A. Gold's baseline, essential quality is its role as the only primary asset that is not someone else's liability. That separates gold from the majority of capital assets which in fact do rely on another's ability to pay, like bonds and bank savings, or the performance of the management, or some other delimiting factor, as is the case with stocks. The first chapter of the ABCs of Gold Investing ends with this: "No matter what happens in this country, with the dollar, with the stock and bond markets, the gold owner will find a friend in the yellow metal -- something to rely upon when the chips are down. In gold, investors will find a vehicle to protect their wealth. Gold is bedrock."

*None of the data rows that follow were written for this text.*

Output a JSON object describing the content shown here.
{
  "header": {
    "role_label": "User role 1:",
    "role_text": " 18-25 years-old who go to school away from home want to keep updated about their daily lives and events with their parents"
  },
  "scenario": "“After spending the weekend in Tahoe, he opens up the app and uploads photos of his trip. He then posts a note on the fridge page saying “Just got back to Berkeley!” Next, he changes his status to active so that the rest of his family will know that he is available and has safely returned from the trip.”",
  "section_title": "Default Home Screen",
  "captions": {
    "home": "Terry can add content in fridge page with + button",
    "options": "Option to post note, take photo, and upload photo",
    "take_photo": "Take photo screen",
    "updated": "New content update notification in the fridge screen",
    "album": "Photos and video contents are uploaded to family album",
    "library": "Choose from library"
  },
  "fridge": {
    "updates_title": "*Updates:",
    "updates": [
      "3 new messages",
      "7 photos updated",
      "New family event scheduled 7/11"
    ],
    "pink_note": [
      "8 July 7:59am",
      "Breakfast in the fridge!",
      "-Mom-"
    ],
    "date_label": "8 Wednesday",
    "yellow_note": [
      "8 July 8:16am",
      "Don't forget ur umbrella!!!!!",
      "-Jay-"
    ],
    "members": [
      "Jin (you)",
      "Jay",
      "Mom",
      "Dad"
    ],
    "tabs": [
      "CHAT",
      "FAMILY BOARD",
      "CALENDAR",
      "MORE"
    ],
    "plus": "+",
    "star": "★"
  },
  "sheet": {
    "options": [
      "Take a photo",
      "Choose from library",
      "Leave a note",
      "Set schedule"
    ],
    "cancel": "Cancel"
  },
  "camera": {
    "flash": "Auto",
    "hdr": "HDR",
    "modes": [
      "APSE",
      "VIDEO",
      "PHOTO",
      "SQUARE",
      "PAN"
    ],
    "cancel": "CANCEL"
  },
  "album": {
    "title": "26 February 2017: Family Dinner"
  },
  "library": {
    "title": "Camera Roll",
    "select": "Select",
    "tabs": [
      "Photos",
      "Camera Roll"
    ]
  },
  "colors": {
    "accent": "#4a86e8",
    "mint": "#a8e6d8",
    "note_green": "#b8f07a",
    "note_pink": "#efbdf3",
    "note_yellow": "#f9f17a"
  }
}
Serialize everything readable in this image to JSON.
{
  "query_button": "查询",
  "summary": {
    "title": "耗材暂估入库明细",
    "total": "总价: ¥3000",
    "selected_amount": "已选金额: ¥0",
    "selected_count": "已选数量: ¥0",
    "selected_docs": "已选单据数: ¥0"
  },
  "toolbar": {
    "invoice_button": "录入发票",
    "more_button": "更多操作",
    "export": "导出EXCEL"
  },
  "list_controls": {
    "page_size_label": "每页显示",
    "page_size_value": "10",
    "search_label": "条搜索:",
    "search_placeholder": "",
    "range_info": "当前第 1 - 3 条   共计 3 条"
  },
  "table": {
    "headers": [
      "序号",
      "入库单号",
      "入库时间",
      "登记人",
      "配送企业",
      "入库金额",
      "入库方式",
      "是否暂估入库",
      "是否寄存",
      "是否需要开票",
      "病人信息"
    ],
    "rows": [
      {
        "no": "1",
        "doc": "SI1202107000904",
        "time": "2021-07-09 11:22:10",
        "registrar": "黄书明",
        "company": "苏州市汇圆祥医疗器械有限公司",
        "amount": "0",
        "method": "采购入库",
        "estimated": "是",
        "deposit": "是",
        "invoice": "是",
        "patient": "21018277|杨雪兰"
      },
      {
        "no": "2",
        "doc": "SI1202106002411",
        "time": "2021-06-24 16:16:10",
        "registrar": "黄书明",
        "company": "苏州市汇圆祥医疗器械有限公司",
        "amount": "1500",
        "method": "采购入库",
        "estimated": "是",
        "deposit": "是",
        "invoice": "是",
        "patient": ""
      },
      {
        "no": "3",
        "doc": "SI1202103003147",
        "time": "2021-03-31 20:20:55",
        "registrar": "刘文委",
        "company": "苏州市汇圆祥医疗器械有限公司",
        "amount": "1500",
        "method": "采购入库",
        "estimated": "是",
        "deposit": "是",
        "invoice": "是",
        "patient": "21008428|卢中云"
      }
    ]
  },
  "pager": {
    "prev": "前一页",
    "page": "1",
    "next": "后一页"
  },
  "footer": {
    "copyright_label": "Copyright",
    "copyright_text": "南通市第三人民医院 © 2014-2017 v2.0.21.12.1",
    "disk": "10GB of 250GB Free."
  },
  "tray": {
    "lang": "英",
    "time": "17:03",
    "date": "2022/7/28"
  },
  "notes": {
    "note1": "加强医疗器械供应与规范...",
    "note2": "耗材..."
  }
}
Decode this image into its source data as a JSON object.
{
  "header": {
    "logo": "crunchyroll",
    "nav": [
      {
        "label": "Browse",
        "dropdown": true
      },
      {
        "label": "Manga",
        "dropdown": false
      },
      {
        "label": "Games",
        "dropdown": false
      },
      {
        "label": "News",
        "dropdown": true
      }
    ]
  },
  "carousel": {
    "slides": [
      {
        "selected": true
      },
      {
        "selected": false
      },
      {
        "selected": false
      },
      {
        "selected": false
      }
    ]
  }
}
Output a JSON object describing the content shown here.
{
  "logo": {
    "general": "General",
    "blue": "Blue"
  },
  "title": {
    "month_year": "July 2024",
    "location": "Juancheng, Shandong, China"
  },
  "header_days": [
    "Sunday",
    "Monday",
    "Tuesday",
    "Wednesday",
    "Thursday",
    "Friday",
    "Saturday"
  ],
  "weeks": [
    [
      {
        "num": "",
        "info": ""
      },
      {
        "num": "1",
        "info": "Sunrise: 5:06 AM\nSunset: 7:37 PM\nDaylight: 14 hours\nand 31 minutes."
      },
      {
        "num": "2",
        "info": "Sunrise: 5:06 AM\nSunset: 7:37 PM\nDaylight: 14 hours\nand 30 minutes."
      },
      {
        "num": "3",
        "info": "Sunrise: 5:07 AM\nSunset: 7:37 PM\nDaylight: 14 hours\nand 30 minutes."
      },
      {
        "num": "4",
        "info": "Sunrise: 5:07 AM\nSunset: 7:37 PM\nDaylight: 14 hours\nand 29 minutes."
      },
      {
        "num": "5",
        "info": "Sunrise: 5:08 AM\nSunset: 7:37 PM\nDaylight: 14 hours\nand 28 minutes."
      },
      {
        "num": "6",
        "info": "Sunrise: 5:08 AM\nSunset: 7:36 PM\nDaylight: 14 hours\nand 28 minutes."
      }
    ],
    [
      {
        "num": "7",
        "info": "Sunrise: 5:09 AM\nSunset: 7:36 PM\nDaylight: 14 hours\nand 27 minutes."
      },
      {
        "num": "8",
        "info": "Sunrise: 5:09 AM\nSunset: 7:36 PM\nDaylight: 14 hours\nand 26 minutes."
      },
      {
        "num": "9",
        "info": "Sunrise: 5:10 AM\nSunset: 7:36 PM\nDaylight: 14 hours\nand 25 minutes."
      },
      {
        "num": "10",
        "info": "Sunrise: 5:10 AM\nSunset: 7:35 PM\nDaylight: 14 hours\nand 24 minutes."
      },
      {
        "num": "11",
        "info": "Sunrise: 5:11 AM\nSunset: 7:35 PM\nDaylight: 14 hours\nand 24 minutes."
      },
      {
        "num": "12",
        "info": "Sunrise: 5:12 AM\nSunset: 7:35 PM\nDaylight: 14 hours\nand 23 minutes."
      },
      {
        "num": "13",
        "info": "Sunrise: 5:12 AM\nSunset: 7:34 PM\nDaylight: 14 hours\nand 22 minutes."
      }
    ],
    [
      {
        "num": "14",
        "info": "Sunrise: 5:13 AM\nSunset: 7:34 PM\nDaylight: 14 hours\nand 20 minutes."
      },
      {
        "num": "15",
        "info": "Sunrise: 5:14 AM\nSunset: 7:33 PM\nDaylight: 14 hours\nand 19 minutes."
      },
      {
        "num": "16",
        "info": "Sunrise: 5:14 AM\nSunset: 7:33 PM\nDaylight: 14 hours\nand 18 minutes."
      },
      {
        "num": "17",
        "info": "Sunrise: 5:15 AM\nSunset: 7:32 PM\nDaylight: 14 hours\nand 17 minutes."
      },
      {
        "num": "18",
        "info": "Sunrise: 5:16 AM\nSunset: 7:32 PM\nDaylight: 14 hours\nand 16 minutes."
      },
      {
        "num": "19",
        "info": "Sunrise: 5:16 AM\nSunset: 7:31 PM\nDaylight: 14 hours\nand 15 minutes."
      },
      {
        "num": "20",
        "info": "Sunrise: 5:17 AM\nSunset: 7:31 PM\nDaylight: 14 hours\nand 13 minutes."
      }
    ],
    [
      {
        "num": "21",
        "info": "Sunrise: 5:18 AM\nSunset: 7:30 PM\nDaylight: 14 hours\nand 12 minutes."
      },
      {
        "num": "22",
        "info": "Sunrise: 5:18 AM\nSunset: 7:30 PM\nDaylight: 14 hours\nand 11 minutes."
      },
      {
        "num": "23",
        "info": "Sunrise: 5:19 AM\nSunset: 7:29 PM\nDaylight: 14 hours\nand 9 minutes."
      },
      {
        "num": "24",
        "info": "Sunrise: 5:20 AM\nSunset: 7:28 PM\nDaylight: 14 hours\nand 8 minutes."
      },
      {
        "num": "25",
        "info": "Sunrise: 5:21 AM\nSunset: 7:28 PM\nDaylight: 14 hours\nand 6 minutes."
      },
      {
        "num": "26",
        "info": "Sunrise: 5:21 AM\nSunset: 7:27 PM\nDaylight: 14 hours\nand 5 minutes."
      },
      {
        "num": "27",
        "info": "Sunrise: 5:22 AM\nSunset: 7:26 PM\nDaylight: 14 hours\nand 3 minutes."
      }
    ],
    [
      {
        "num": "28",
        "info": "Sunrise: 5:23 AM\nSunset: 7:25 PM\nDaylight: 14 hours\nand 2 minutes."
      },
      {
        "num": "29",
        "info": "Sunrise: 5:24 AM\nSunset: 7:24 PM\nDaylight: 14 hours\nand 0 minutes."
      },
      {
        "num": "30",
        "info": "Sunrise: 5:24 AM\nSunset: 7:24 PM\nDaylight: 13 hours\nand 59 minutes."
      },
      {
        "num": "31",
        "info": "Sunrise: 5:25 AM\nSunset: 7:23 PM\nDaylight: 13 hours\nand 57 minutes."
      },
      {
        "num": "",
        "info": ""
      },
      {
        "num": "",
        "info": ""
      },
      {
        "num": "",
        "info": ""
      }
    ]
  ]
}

American Gold Eagle: The American Gold Eagle coin is the official gold bullion coin from the United States, and the coins debuted in 1986. Each Gold Eagle features 22-karat gold for both bullion, proof, and burnished coins. The bullion and proof coins include 1 oz, 1/2 oz, 1/4 oz, and 1/10 oz coins, while the burnished coin has just a 1 oz option. All coins feature Lady Liberty from Augustus Saint-Gaudens’ 1907 design on the obverse, with Miley Busiek’s family of bald eagles on the reverse.